The above text is an excerpt from Alain de Benoist’s Beyond Human Rights (Arktos, 2011). If you liked this selection, be sure to check out the whole book.
Manifesto for a European Renaissance
This manifesto remains the only attempt to date by GRECE, the primary New Right organization in France, to summarize its principles and key concepts. It was written in 1999 by Alain de Benoist, GRECE’s founder, and Charles Champetier on the occasion of GRECE’s thirtieth anniversary. It offers a strong argument in favor of the right […]
Beyond Human Rights
Beyond Human Rights is the second in an ongoing series of English translations of Alain de Benoist’s works to be published by Arktos. Alain de Benoist begins Beyond Human Rights with an examination of the origins of the concept of ‘human rights’ in European Antiquity, in which rights were defined in terms of the individual’s […]
On the Brink of the Abyss: The Imminent Bankruptcy of the Financial System
This book is a collection of essays written in response to the international financial crisis of 2008 and its aftereffects. The problem with most discussions of the crisis, Benoist notes, is that they focus on attempting to reform the present economic system in order to prevent such disasters from recurring. This is a mistake, he […]

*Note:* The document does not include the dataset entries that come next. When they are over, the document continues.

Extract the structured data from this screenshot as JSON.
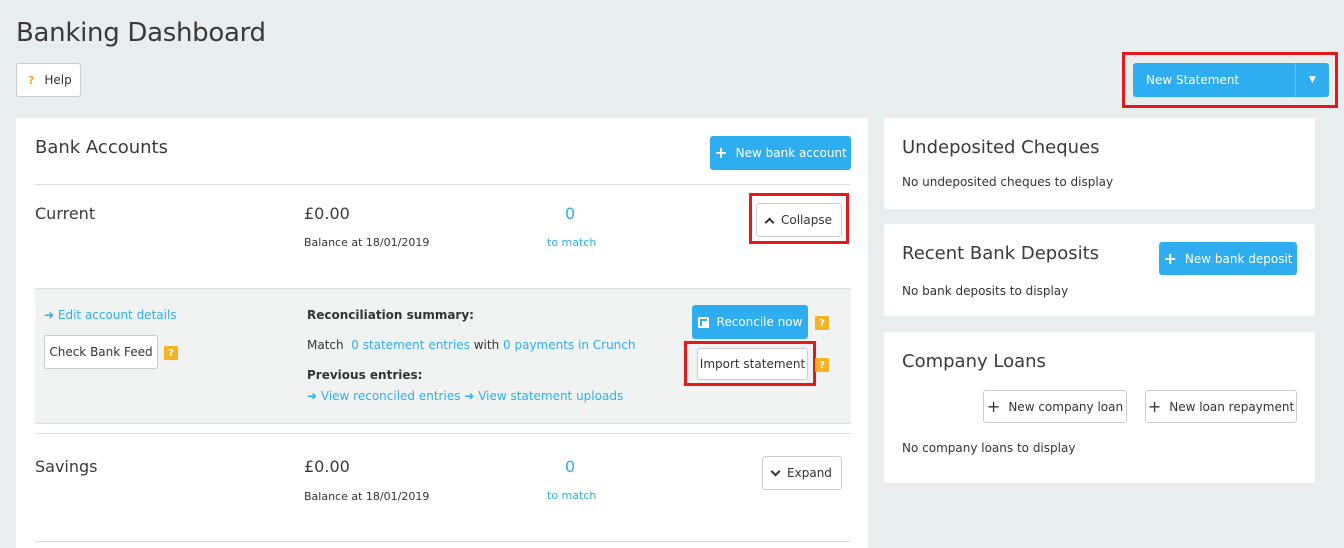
{
  "page": {
    "title": "Banking Dashboard"
  },
  "header": {
    "help_label": "Help",
    "help_icon": "?",
    "new_statement_label": "New Statement",
    "new_statement_caret": "▼"
  },
  "bank_accounts": {
    "title": "Bank Accounts",
    "new_account_label": "New bank account",
    "current": {
      "name": "Current",
      "balance": "£0.00",
      "balance_date": "Balance at 18/01/2019",
      "match_count": "0",
      "match_label": "to match",
      "collapse_label": "Collapse",
      "edit_details": "Edit account details",
      "check_feed": "Check Bank Feed",
      "recon_title": "Reconciliation summary:",
      "match_prefix": "Match",
      "statement_entries": "0 statement entries",
      "with_word": "with",
      "payments": "0 payments in Crunch",
      "previous_title": "Previous entries:",
      "view_reconciled": "View reconciled entries",
      "view_uploads": "View statement uploads",
      "reconcile_now": "Reconcile now",
      "import_statement": "Import statement"
    },
    "savings": {
      "name": "Savings",
      "balance": "£0.00",
      "balance_date": "Balance at 18/01/2019",
      "match_count": "0",
      "match_label": "to match",
      "expand_label": "Expand"
    }
  },
  "undeposited": {
    "title": "Undeposited Cheques",
    "empty": "No undeposited cheques to display"
  },
  "deposits": {
    "title": "Recent Bank Deposits",
    "new_label": "New bank deposit",
    "empty": "No bank deposits to display"
  },
  "loans": {
    "title": "Company Loans",
    "new_loan_label": "New company loan",
    "new_repayment_label": "New loan repayment",
    "empty": "No company loans to display"
  },
  "colors": {
    "accent": "#2eaef0",
    "highlight": "#e3191c",
    "badge": "#f5b423"
  }
}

The Problem of Democracy
The Problem of Democracy is the first of Alain de Benoist’s book-length political works to appear in English. It presents the complexity and depth which underlies all of de Benoist’s work and which is often neglected by those who seek to dismiss him by oversimplifying or distorting his arguments. De Benoist shows how democracy is, […]
Carl Schmitt Today: Terrorism, Just War, and the State of Emergency

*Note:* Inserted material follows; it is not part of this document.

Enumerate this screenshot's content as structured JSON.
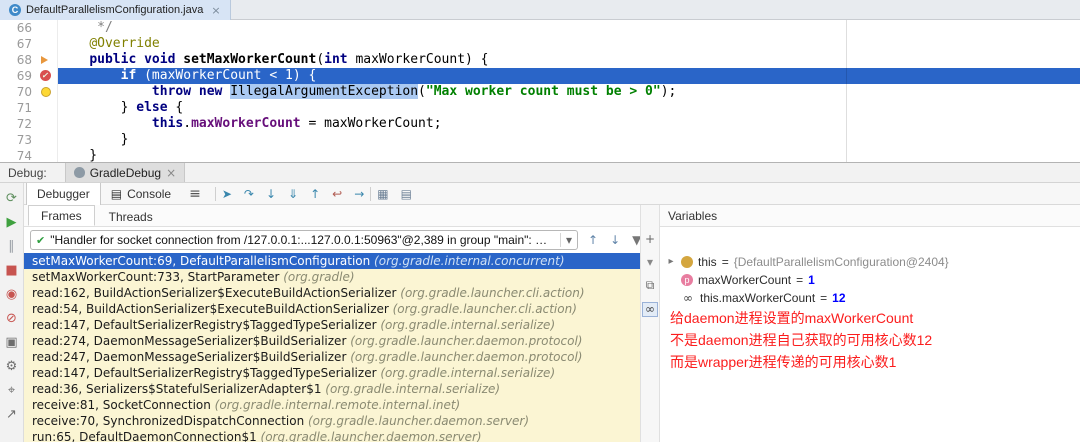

Few names, apart from that of Leo Strauss, are invoked more often when discussing the American response to terrorism in recent years than that of Carl Schmitt. Schmitt, who was part of the German school of political thought known as the ‘Conservative Revolution,’ is widely regarded as having been one of the greatest legal minds […]
New Culture, New Right: Anti-Liberalism in Postmodern Europe
New Culture, New Right is the first English-language study of the identitarian movements presently reshaping the contours of European politics. The study’s focus is Alain de Benoist’s GRECE (Groupement de Recherche et d’Etude pour la Civilisation Européenne), which Paul Piccone of Telos described as the most interesting group of continental thinkers since the existentialists of […]